Saturday, December 21, 2013


Hi folks,

I love me some good black comedy and I just read one of the best of the year in Keith Nixon’s THE FIX. Josh Dedman is pretty much that—a deadman. His girlfriend cheats on him and then dumps him. He gets blamed when 20 million pounds comes up missing from the bank he works at and he’s blamed for that.

But, all is not doom and gloom. There are a few bright spots in his life. He goes out of his way each day to get mugged by a homeless Russian bum, accommodating the thief to the extent that he buys cheap wallets to defray his mugging costs, and he meets an irritating guy on his daily commute who tries his best to bore him to death. There’s a mysterious sexy blonde… And, yeah, those are the fun parts of his life.

And then, just when it seems like it couldn’t get any worse for him, his boss is whacked and he’s the number one suspect. With each development, I kept shaking my head and muttering, “It could happen, it could happen…”

This is the kind of corporate caper Joseph Finder might write if he spent a week studying everything Tim Dorsey ever wrote and then they collaborated.

In fact, the Russian bum Konstantine (who just happens to be an ex-KGB agent who’s fallen on hard times) and who mugs him daily, can find his long-lost twin brother in Florida. Just ask around for Serge Storm…

This laugh-out-loud novel is more than just entertainment—it’s an object lesson for parents who wish to keep their sons away from a career in banking.
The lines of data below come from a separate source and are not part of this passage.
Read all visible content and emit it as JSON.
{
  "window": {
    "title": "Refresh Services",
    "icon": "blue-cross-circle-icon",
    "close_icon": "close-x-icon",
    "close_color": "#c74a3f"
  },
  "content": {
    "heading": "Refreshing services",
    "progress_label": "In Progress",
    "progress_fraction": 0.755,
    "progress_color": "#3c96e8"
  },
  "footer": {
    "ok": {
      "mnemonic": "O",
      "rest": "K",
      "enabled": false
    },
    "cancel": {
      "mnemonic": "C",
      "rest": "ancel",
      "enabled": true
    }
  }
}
This is one of those novels that I usually preface at the watercooler at work by saying, “You gotta read this book!” You really do. And then, once you’ve finished it, join me in petitioning Mr. Dixon to write a new novel starring Konstantine—this is a character who surely deserves his very own novel.

Blue skies,


Heather Marsten said...

I enjoy your book reviews and have purchased books based on your recommendations.

I have a few questions generated from reading your book: Finding Your Voice.

In one of your exercises you mention seeing the world through your characters' eyes. Do you have suggestions for doing this in first person memoir?

As a child, in my memoir,I can only react to my perceptions of my parents. Later on, in therapy, I will be able to pull myself out of the memories and see things from my abusers' point of view. But in the immediate situation, I wouldn't have a perspective on their motives.

To give the reader some idea of the background, occasionally I have my parents tell me stories about events from their past. Even with that, as a child, I have to respond in age-appropriate and situation-appropriate ways.

The second question has to do with scene changes in first person. I'm not finished with your book and you may cover it in later chapters.

You compare scene changes to cinema. How can you show time passing and scenes when writing in first person. Sometimes it may be the next day, or a few hours later. Is there a way of doing it to keep reader oriented and at the same time not pull them from the story?

Your book is an invaluable resource and, when I finish reading, I will post a positive review on Amazon. Many of the things you've mentioned are helping me edit my first draft. Your suggestions have improved my use of dialogue and helped me to trust the reader more, not having to tell them every detail.


Les Edgerton said...

Heather, thank you for your kind words and great questions. I'd like to suggest a craft book on writing memoir that may be able to answer most, if not all, of your questions. IMO, the best book on writing memoir ever written is Tristine Rainier's YOUR LIFE AS STORY. I cannot recommend this highly enough. There are many books on writing memoir (and I own 'em all!), but by far, most seem intended for grandparents writing family histories for their grandkids. Pithy advice, like: "Play the music from your childhood to trigger memories." Tristine shows you how to shape your material to the proper structure and I'd also recommend it highly to fiction writers.

Hope this helps!

Heather Marsten said...

Thank you for your book suggestion. I finished reading your reference - Finding Your Voice. Excellent and entertaining (hard to find in a good reference book). I posted a review on Amazon and hope that others will seek out this resource. I read it on Kindle and now want a hard copy because it is a good reference to have handy.
Hope your New Year is blessed.

Les Edgerton said...

Thanks, Heather. The print run from Writer's Digest Books sold out, which is why I was able to get the ebook rights. But, I think you can probably get a print copy if you check abebooks at

I appreciate your kind words!